PROBLEM TO SOLVE:
The records below are to be copied word for word, with every picture left out.

Component data from apps and pages:
----------------
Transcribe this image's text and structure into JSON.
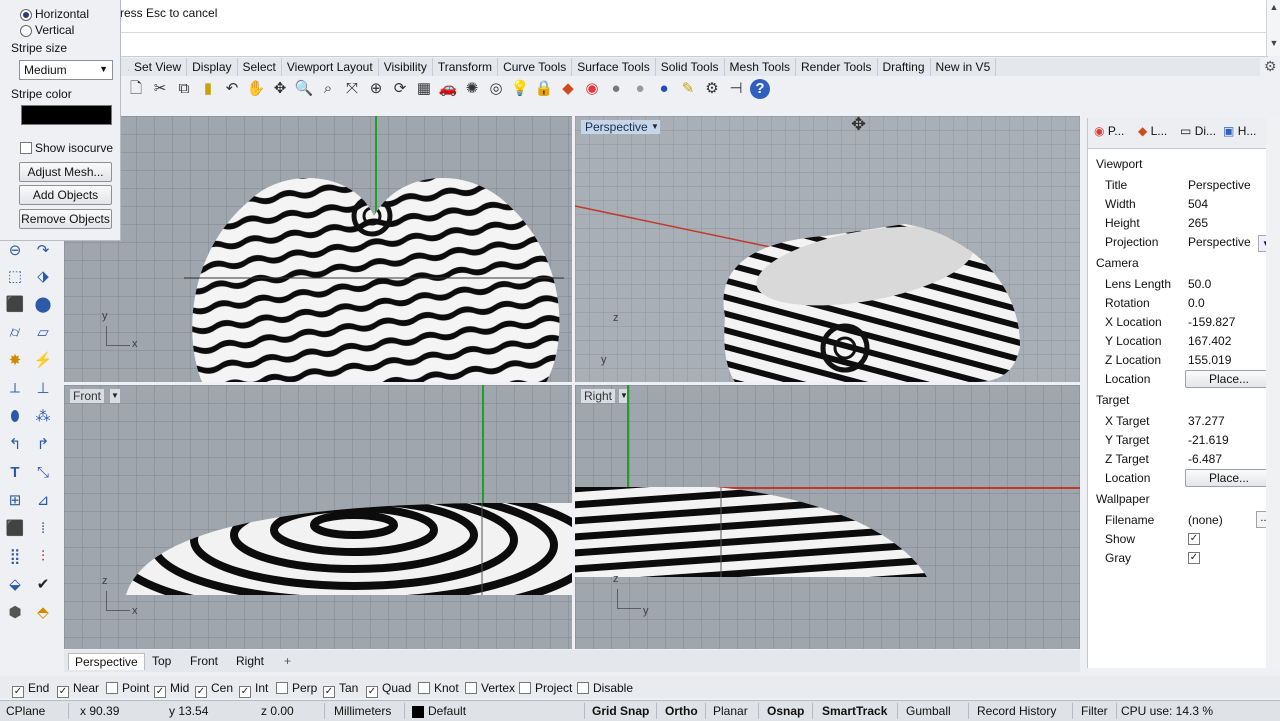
{
  "command": {
    "history_line": "ress Esc to cancel",
    "prompt": ""
  },
  "tabs": [
    "Set View",
    "Display",
    "Select",
    "Viewport Layout",
    "Visibility",
    "Transform",
    "Curve Tools",
    "Surface Tools",
    "Solid Tools",
    "Mesh Tools",
    "Render Tools",
    "Drafting",
    "New in V5"
  ],
  "toolbar_icons": [
    "new-icon",
    "cut-icon",
    "copy-icon",
    "paste-icon",
    "undo-icon",
    "pan-icon",
    "move-view-icon",
    "zoom-icon",
    "zoom-window-icon",
    "zoom-extents-icon",
    "zoom-selected-icon",
    "rotate-view-icon",
    "grid-icon",
    "car-icon",
    "render-icon",
    "target-icon",
    "light-icon",
    "lock-icon",
    "layer-icon",
    "color-wheel-icon",
    "material-sphere-icon",
    "grey-sphere-icon",
    "blue-sphere-icon",
    "options-icon",
    "gear-icon",
    "snap-icon",
    "help-icon"
  ],
  "stripe_panel": {
    "horizontal": "Horizontal",
    "vertical": "Vertical",
    "stripe_size_label": "Stripe size",
    "stripe_size_value": "Medium",
    "stripe_color_label": "Stripe color",
    "stripe_color": "#000000",
    "show_isocurve": "Show isocurve",
    "adjust_mesh": "Adjust Mesh...",
    "add_objects": "Add Objects",
    "remove_objects": "Remove Objects"
  },
  "viewports": {
    "top": {
      "x_axis": "x",
      "y_axis": "y"
    },
    "perspective": {
      "label": "Perspective",
      "z_axis": "z",
      "y_axis": "y"
    },
    "front": {
      "label": "Front",
      "z_axis": "z",
      "x_axis": "x"
    },
    "right": {
      "label": "Right",
      "z_axis": "z",
      "y_axis": "y"
    }
  },
  "viewport_tabs": [
    "Perspective",
    "Top",
    "Front",
    "Right",
    "+"
  ],
  "osnaps": [
    {
      "label": "End",
      "checked": true
    },
    {
      "label": "Near",
      "checked": true
    },
    {
      "label": "Point",
      "checked": false
    },
    {
      "label": "Mid",
      "checked": true
    },
    {
      "label": "Cen",
      "checked": true
    },
    {
      "label": "Int",
      "checked": true
    },
    {
      "label": "Perp",
      "checked": false
    },
    {
      "label": "Tan",
      "checked": true
    },
    {
      "label": "Quad",
      "checked": true
    },
    {
      "label": "Knot",
      "checked": false
    },
    {
      "label": "Vertex",
      "checked": false
    },
    {
      "label": "Project",
      "checked": false
    },
    {
      "label": "Disable",
      "checked": false
    }
  ],
  "status": {
    "cplane": "CPlane",
    "x": "x 90.39",
    "y": "y 13.54",
    "z": "z 0.00",
    "units": "Millimeters",
    "layer": "Default",
    "grid_snap": "Grid Snap",
    "ortho": "Ortho",
    "planar": "Planar",
    "osnap": "Osnap",
    "smarttrack": "SmartTrack",
    "gumball": "Gumball",
    "record_history": "Record History",
    "filter": "Filter",
    "cpu": "CPU use: 14.3 %"
  },
  "properties": {
    "tabs": [
      "P...",
      "L...",
      "Di...",
      "H..."
    ],
    "viewport_section": "Viewport",
    "title_label": "Title",
    "title_value": "Perspective",
    "width_label": "Width",
    "width_value": "504",
    "height_label": "Height",
    "height_value": "265",
    "projection_label": "Projection",
    "projection_value": "Perspective",
    "camera_section": "Camera",
    "lens_label": "Lens Length",
    "lens_value": "50.0",
    "rotation_label": "Rotation",
    "rotation_value": "0.0",
    "xloc_label": "X Location",
    "xloc_value": "-159.827",
    "yloc_label": "Y Location",
    "yloc_value": "167.402",
    "zloc_label": "Z Location",
    "zloc_value": "155.019",
    "location_label": "Location",
    "place_button": "Place...",
    "target_section": "Target",
    "xt_label": "X Target",
    "xt_value": "37.277",
    "yt_label": "Y Target",
    "yt_value": "-21.619",
    "zt_label": "Z Target",
    "zt_value": "-6.487",
    "wallpaper_section": "Wallpaper",
    "filename_label": "Filename",
    "filename_value": "(none)",
    "browse_button": "...",
    "show_label": "Show",
    "gray_label": "Gray"
  }
}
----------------
SOLUTION BELOW:
Transcribe this image's text and structure into JSON.
{
  "command": {
    "history_line": "ress Esc to cancel",
    "prompt": ""
  },
  "tabs": [
    "Set View",
    "Display",
    "Select",
    "Viewport Layout",
    "Visibility",
    "Transform",
    "Curve Tools",
    "Surface Tools",
    "Solid Tools",
    "Mesh Tools",
    "Render Tools",
    "Drafting",
    "New in V5"
  ],
  "toolbar_icons": [
    "new-icon",
    "cut-icon",
    "copy-icon",
    "paste-icon",
    "undo-icon",
    "pan-icon",
    "move-view-icon",
    "zoom-icon",
    "zoom-window-icon",
    "zoom-extents-icon",
    "zoom-selected-icon",
    "rotate-view-icon",
    "grid-icon",
    "car-icon",
    "render-icon",
    "target-icon",
    "light-icon",
    "lock-icon",
    "layer-icon",
    "color-wheel-icon",
    "material-sphere-icon",
    "grey-sphere-icon",
    "blue-sphere-icon",
    "options-icon",
    "gear-icon",
    "snap-icon",
    "help-icon"
  ],
  "stripe_panel": {
    "horizontal": "Horizontal",
    "vertical": "Vertical",
    "stripe_size_label": "Stripe size",
    "stripe_size_value": "Medium",
    "stripe_color_label": "Stripe color",
    "stripe_color": "#000000",
    "show_isocurve": "Show isocurve",
    "adjust_mesh": "Adjust Mesh...",
    "add_objects": "Add Objects",
    "remove_objects": "Remove Objects"
  },
  "viewports": {
    "top": {
      "x_axis": "x",
      "y_axis": "y"
    },
    "perspective": {
      "label": "Perspective",
      "z_axis": "z",
      "y_axis": "y"
    },
    "front": {
      "label": "Front",
      "z_axis": "z",
      "x_axis": "x"
    },
    "right": {
      "label": "Right",
      "z_axis": "z",
      "y_axis": "y"
    }
  },
  "viewport_tabs": [
    "Perspective",
    "Top",
    "Front",
    "Right",
    "+"
  ],
  "osnaps": [
    {
      "label": "End",
      "checked": true
    },
    {
      "label": "Near",
      "checked": true
    },
    {
      "label": "Point",
      "checked": false
    },
    {
      "label": "Mid",
      "checked": true
    },
    {
      "label": "Cen",
      "checked": true
    },
    {
      "label": "Int",
      "checked": true
    },
    {
      "label": "Perp",
      "checked": false
    },
    {
      "label": "Tan",
      "checked": true
    },
    {
      "label": "Quad",
      "checked": true
    },
    {
      "label": "Knot",
      "checked": false
    },
    {
      "label": "Vertex",
      "checked": false
    },
    {
      "label": "Project",
      "checked": false
    },
    {
      "label": "Disable",
      "checked": false
    }
  ],
  "status": {
    "cplane": "CPlane",
    "x": "x 90.39",
    "y": "y 13.54",
    "z": "z 0.00",
    "units": "Millimeters",
    "layer": "Default",
    "grid_snap": "Grid Snap",
    "ortho": "Ortho",
    "planar": "Planar",
    "osnap": "Osnap",
    "smarttrack": "SmartTrack",
    "gumball": "Gumball",
    "record_history": "Record History",
    "filter": "Filter",
    "cpu": "CPU use: 14.3 %"
  },
  "properties": {
    "tabs": [
      "P...",
      "L...",
      "Di...",
      "H..."
    ],
    "viewport_section": "Viewport",
    "title_label": "Title",
    "title_value": "Perspective",
    "width_label": "Width",
    "width_value": "504",
    "height_label": "Height",
    "height_value": "265",
    "projection_label": "Projection",
    "projection_value": "Perspective",
    "camera_section": "Camera",
    "lens_label": "Lens Length",
    "lens_value": "50.0",
    "rotation_label": "Rotation",
    "rotation_value": "0.0",
    "xloc_label": "X Location",
    "xloc_value": "-159.827",
    "yloc_label": "Y Location",
    "yloc_value": "167.402",
    "zloc_label": "Z Location",
    "zloc_value": "155.019",
    "location_label": "Location",
    "place_button": "Place...",
    "target_section": "Target",
    "xt_label": "X Target",
    "xt_value": "37.277",
    "yt_label": "Y Target",
    "yt_value": "-21.619",
    "zt_label": "Z Target",
    "zt_value": "-6.487",
    "wallpaper_section": "Wallpaper",
    "filename_label": "Filename",
    "filename_value": "(none)",
    "browse_button": "...",
    "show_label": "Show",
    "gray_label": "Gray"
  }
}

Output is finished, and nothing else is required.